The management and governance of customer information has become one of the most critical success factors for today’s strategic banking initiatives.
Whether their priorities involve increasing deposits and wallet share, improving the customer experience, transforming digital and mobile offerings, innovating through machine learning and artificial intelligence, or meeting regulatory compliance and privacy requirements, successful financial services organizations are finding that well-managed and well-governed customer information often is the first and most critical ingredient.
Today’s changing landscape
Because financial services are so integral to virtually all other forms of commerce, the banking industry is sensitive to general economic trends and developments. In both good times and downturns, accurate and timely customer information is always an essential component of successful bank operations.
Looking beyond the immediate economic circumstances, several longer-term trends are having a lasting impact on the banking industry. Each of these macrotrends has a direct impact on the ways that banks maintain and use customer data:

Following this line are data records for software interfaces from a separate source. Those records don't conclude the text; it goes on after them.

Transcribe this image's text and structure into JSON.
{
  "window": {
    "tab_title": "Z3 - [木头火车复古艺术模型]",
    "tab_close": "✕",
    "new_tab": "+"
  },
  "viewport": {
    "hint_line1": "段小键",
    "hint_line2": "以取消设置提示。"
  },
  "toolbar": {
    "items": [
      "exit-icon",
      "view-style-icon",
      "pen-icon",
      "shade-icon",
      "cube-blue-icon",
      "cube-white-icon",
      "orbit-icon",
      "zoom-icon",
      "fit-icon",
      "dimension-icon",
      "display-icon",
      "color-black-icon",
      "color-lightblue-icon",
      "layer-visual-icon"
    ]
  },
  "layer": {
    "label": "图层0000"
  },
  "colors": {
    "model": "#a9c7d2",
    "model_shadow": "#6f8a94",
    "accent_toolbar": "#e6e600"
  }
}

- Changing customer expectations. The banking industry can learn from the examples of leading technology companies, which often register higher levels of customer loyalty than conventional industries typically achieve. Indeed, many technology innovators are now direct competitors, offering customers ways to blend their digital and physical experiences. This ability to integrate digital and in-person interactions and erase the lines between their online, mobile, and in-person experiences is one of the features many of today’s customers find most appealing about fintech competitors. Clearly, customer retention will be higher at banks that interact with customers in ways that reflect their evolving preferences.
- Margin pressures and macroeconomic issues. Margin pressures are a constant in the banking industry, but they are being exacerbated by macroeconomic issues. Even before the financial system encountered major new stresses, some economists were expressing concerns that the long-term economic trends were showing signs of an impending slowdown.
- Rapid advances in digital technology. In response to customer expectations for simple and immediate digital interactions, the banking industry is rapidly deploying strategies that rely on the newest data science technologies such as artificial intelligence, machine learning, and robotic process automation. Such advances rely on complete and accurate customer data for their models, but many bank chief information officers (CIOs) commonly cite the limitations of their legacy systems as significant barriers to adoption of these powerful tools.
Recognizing the customer data challenge
As banks develop and adapt their strategies for addressing these issues, having ready access to complete, accurate, and timely customer data will be integral to their efforts. Yet many banks recognize they still have significant work to do in this area.
For example, when a large group of bank executives participating in a recent Crowe webinar was asked to evaluate their banks’ ability to understand their customer relationships, only one in five (19.7%) said their data was accessible, well-managed, and immediately available to their customer-facing resources (Exhibit 1).